3. STIs are shameful, uncommon, and life-ruining

We all saw those horrifyingly graphic images of late-stage STIs in our health class in high school. Not only are those images a misrepresentation of what most people’s experiences with STIs are, but they’re often employed as a tactic to teach students that abstinence from sex is the only way to avoid contracting a “disease.”

The fact is that most STIs are extremely common and very treatable. They forgot to teach us the part where we pay attention to our body, notice abnormalities, catch infections early, take an antibiotic, and go on our merry way.

4. Monogamy is the gold standard for relationships

Since 1982, the federal government has spent over $2 billion on abstinence-only-until-marriage “sex education” programs, even tripling funding for such programs between 2015 and 2017.

These programs teach students that “a mutually faithful, monogamous marriage is the expected standard of sexual activity” and that “sexual activity outside the context of marriage is likely to have harmful psychological and physical effects.”3

Newsflash: having multiple sex partners does not prevent the ability to have emotionally fulfilling relationships.
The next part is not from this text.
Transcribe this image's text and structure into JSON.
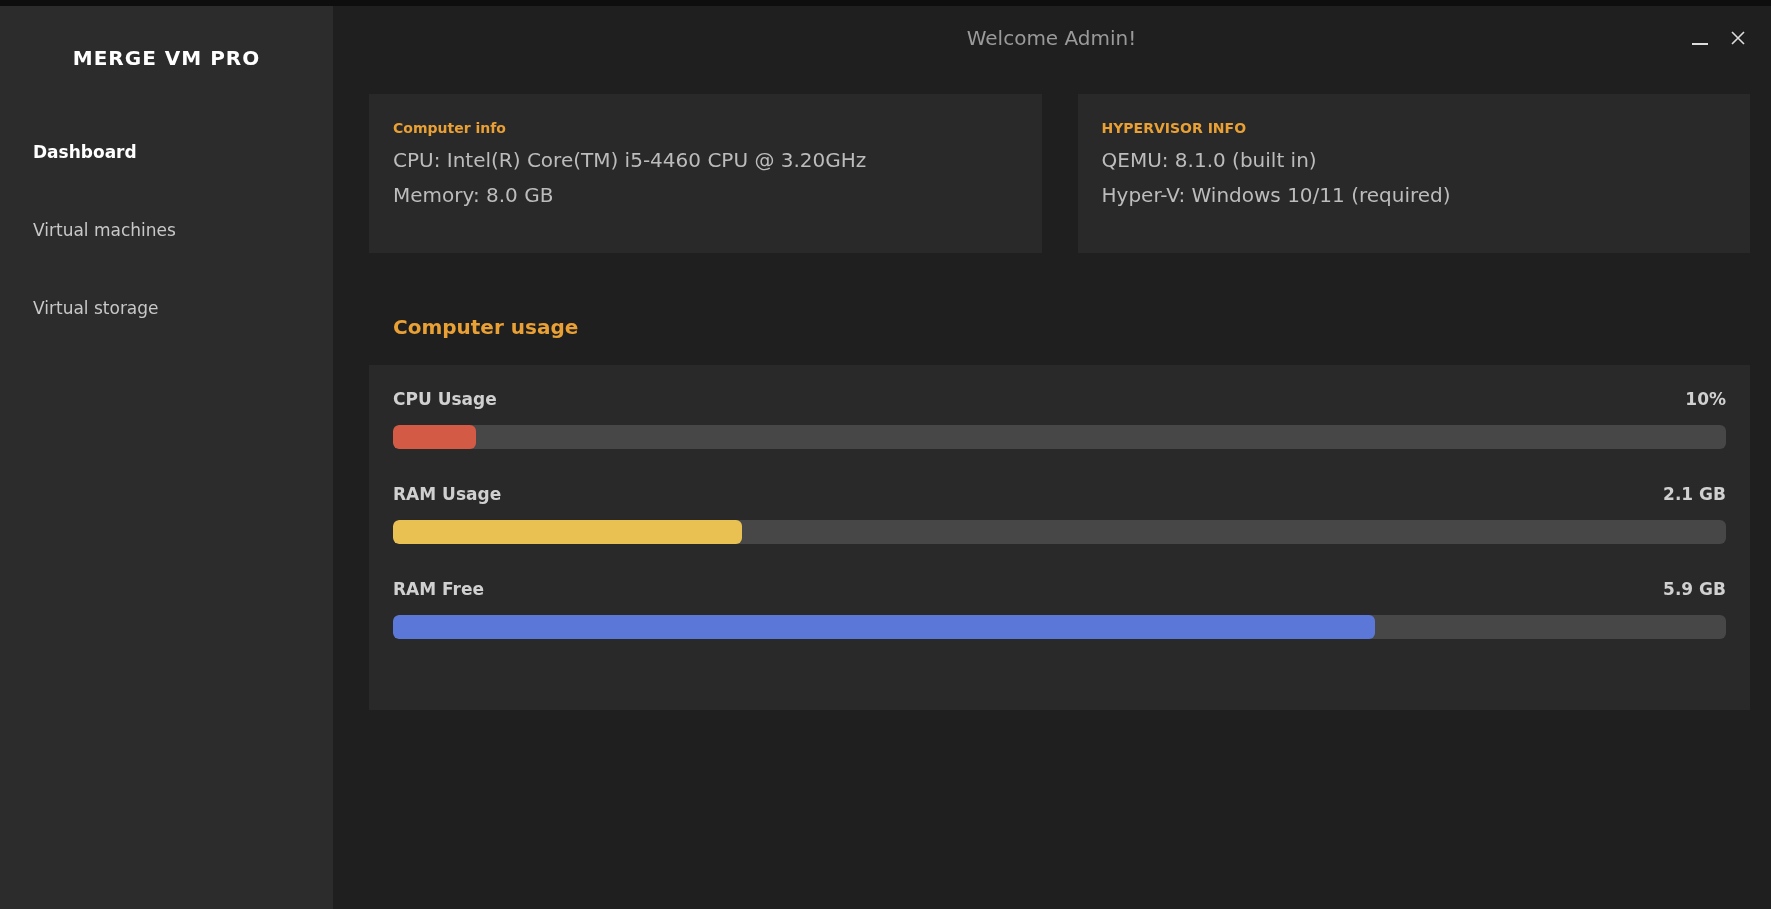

Plenty of people in open relationships are stable, healthy, and happy. Healthy sex can and does exist amongst queer people, but heteronormative sex-ed leaves that out. 

The CDC reports that more than 20% of men and more than 10% of women between the ages of 15 and 44 have had at least 15 opposite-sex sexual partners in their lifetime.4 Having plenty of sexual experiences can be very safe and fulfilling. Teaching students that nonmonogamy will undermine their health or happiness is wrong.

5. The whole concept of virginity

Ah, yes, virginity: the social construct that places invisible value on never having engaged in sexual interactions. It’s particularly burdensome for women, who are told that their worth is measured by their ability to abstain in a world where men want to get in their pants.

Women and girls in America are overwhelmingly sent messages in sex-ed, and beyond that, men will prey on them if they don’t take chastity seriously. One California school teacher was quoted as saying, “One of our movies literally that I showed in seventh grade last year implied that boys were only looking for sex and girls needed to protect their virginity.”5

Some schools even encourage students to take virginity pledges – written or oral promises to abstain from sex until marriage. A Columbia University study found that 88% of those who took a virginity pledge would go on to have vaginal sex before marriage anyways.6

Why are students taught to value a lack of sexual experiences? Why are women told to protect their virginity more than men? Aside from the uselessness of teaching about virginity, the concept sustains binary gender roles and surfaces many questions about students who don’t fit into the heteronormative narrative.

6. Queerness is uncommon and uncertain

Studies have shown that fewer than 5% of students in the U.S. take health classes that include positive representations of LGBTQ-related topics, and only 12% of students report having had sex-ed classes that cover same-sex relationships at all.7

By focusing only on heterosexual relationships between cisgender people, sex-ed tells queer people that their identities are abnormal, unimportant, unacceptable, and uncommon. The reality is that queer people exist in large numbers across America and the world, and education inclusive of their identities isn’t just beneficial to them–it’s valuable for everyone.


  1. Esquire: This Is What Sex Ed Looks Like Across the Country
  2. Planned Parenthood: Abstinence-Only-Until-Marriage Programs
  3. Planned Parenthood: History of Sex Education in the U.S.
  4. Centers for Disease Control: Number of sexual partners in lifetime
  5. Vice: Furious Parents Protest Sex Ed Curriculum for Actually Discussing Sex
  6. Promising the Future: Virginity Pledges and First Intercourse
  7. Planned Parenthood: LGBTQ Youth Need Inclusive Sex Education

Read also:
The Virginity Myth, Sex Shaming, And Honor Killings
Kentucky’s Scourge: Abstinence-Only Education
What Brings Women Together? As Told By Netflix’s Sex Education